• EXERCISE BRIEF: Keep every line in which "para" occurs and drop the rest of the data.

• DATASET:
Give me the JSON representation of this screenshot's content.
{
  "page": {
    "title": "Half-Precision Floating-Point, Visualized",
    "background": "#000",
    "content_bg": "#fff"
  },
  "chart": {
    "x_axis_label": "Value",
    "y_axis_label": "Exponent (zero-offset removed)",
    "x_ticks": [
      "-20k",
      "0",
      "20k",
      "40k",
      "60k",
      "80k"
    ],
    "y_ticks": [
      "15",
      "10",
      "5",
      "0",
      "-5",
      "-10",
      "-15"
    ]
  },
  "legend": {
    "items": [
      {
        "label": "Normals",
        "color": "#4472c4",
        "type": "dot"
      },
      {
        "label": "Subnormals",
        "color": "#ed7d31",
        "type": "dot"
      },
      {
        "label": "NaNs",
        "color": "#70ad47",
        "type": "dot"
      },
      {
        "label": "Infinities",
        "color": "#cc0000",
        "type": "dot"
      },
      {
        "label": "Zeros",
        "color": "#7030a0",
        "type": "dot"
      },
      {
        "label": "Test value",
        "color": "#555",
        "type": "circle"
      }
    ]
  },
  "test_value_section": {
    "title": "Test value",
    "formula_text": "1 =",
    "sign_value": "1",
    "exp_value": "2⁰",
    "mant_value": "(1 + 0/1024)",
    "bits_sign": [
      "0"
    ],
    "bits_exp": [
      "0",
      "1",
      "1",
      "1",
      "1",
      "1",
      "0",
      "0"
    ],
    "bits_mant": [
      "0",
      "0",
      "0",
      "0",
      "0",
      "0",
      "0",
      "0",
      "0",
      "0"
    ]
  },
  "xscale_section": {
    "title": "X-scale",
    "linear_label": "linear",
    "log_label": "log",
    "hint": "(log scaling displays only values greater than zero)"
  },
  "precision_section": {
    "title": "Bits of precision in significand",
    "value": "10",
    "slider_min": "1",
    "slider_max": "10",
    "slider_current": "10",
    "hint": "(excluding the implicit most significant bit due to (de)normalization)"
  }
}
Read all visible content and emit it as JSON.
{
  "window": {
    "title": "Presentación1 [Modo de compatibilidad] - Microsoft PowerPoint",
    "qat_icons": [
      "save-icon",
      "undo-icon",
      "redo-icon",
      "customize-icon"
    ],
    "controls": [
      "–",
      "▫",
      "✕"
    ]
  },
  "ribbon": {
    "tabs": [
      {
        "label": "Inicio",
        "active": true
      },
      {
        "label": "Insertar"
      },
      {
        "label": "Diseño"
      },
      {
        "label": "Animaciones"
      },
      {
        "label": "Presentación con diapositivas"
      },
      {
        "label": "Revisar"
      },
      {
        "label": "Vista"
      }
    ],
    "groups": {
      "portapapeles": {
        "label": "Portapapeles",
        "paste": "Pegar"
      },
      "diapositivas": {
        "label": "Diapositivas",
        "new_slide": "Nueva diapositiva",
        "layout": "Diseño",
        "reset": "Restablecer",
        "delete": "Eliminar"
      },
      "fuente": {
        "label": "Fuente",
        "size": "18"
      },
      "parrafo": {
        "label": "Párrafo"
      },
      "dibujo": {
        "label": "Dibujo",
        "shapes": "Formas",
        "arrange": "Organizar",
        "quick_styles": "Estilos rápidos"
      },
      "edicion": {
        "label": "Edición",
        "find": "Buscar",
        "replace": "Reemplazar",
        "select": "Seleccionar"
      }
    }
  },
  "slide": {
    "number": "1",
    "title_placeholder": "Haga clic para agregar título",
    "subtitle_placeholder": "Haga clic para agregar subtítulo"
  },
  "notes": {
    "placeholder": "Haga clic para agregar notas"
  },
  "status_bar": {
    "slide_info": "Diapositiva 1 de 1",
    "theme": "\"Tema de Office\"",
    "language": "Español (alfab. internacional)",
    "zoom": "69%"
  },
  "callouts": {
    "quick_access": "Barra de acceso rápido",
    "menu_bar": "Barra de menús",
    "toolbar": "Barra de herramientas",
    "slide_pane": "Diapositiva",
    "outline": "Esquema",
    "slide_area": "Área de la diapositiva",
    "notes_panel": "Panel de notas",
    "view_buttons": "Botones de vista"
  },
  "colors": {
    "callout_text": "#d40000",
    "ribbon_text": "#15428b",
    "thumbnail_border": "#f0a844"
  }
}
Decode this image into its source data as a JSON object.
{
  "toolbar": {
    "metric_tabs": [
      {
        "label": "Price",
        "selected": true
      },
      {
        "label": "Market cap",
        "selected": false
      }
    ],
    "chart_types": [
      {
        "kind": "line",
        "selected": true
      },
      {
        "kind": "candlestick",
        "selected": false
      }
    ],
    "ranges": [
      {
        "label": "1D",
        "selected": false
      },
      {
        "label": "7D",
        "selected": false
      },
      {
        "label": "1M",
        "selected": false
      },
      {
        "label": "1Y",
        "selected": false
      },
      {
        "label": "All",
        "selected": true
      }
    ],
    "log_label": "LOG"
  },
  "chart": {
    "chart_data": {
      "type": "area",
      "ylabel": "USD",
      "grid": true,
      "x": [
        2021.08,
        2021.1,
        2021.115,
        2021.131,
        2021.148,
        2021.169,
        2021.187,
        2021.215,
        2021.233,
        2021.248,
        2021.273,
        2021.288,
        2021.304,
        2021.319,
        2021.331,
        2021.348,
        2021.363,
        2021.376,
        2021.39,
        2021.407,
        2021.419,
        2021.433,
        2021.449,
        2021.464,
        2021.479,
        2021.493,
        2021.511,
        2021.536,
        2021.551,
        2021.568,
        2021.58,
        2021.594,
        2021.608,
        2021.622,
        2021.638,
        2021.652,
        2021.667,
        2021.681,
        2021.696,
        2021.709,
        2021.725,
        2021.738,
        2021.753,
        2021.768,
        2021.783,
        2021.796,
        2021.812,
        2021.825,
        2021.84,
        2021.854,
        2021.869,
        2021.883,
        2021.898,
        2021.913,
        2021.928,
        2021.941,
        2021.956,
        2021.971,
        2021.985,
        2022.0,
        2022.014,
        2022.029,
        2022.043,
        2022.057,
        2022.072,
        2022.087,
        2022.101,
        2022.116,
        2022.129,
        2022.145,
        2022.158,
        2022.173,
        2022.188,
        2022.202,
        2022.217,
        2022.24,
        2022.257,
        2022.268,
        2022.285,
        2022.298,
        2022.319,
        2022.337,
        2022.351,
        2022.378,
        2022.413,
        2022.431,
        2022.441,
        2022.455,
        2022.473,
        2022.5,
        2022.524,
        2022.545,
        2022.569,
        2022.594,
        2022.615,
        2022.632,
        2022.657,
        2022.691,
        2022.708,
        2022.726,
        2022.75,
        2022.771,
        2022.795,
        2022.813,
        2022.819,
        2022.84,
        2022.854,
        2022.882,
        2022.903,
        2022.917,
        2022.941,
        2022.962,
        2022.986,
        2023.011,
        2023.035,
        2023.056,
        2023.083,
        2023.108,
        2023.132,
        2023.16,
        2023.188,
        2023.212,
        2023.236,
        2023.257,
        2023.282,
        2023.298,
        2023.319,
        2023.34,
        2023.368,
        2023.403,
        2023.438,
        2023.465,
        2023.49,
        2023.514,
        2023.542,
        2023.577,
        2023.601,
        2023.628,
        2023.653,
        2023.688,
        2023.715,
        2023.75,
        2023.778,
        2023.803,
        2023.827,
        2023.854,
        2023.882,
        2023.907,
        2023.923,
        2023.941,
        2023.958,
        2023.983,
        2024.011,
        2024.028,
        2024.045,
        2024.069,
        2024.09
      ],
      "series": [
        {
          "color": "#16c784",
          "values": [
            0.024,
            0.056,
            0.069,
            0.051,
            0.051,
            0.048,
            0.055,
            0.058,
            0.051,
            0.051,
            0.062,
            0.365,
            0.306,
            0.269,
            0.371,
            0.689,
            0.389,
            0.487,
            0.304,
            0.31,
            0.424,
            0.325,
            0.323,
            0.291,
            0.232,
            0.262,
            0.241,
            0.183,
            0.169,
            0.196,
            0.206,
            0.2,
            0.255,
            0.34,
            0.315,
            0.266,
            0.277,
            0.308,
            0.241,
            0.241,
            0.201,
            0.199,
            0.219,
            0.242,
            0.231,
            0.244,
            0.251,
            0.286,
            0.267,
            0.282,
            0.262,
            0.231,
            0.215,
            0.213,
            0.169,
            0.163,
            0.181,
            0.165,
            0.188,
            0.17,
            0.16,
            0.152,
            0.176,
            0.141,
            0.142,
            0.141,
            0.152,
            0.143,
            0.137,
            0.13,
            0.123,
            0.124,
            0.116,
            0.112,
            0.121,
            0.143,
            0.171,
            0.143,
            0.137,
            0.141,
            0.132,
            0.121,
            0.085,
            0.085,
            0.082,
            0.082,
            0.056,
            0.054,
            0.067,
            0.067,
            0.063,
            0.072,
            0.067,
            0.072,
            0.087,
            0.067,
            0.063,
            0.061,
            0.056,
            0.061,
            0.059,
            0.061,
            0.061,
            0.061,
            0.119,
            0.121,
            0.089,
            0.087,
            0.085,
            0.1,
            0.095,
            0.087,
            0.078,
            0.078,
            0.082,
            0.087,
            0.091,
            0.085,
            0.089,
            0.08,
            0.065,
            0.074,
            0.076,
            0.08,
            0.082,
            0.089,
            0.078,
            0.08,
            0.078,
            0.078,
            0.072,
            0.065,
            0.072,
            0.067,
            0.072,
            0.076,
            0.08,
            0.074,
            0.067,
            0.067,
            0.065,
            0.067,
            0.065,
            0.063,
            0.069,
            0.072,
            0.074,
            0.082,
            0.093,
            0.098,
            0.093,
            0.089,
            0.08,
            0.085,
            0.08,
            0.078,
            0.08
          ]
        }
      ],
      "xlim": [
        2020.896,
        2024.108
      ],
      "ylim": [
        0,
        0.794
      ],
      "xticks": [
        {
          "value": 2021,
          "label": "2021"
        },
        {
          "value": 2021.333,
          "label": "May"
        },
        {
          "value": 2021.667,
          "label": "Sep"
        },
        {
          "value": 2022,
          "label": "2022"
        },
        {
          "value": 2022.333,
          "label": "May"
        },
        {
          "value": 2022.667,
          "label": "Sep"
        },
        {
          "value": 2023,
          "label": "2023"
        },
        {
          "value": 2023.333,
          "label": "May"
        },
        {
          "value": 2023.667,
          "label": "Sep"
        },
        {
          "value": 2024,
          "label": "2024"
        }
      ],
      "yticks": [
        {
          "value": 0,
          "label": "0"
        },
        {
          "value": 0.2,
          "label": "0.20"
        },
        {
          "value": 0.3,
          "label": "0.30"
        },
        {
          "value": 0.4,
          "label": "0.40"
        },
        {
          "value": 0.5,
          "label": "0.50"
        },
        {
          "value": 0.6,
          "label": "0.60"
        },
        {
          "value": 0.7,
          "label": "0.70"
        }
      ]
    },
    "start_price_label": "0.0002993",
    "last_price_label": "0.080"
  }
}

• RESPONSE AREA:
    "title_placeholder": "Haga clic para agregar título",
    "subtitle_placeholder": "Haga clic para agregar subtítulo"
    "placeholder": "Haga clic para agregar notas"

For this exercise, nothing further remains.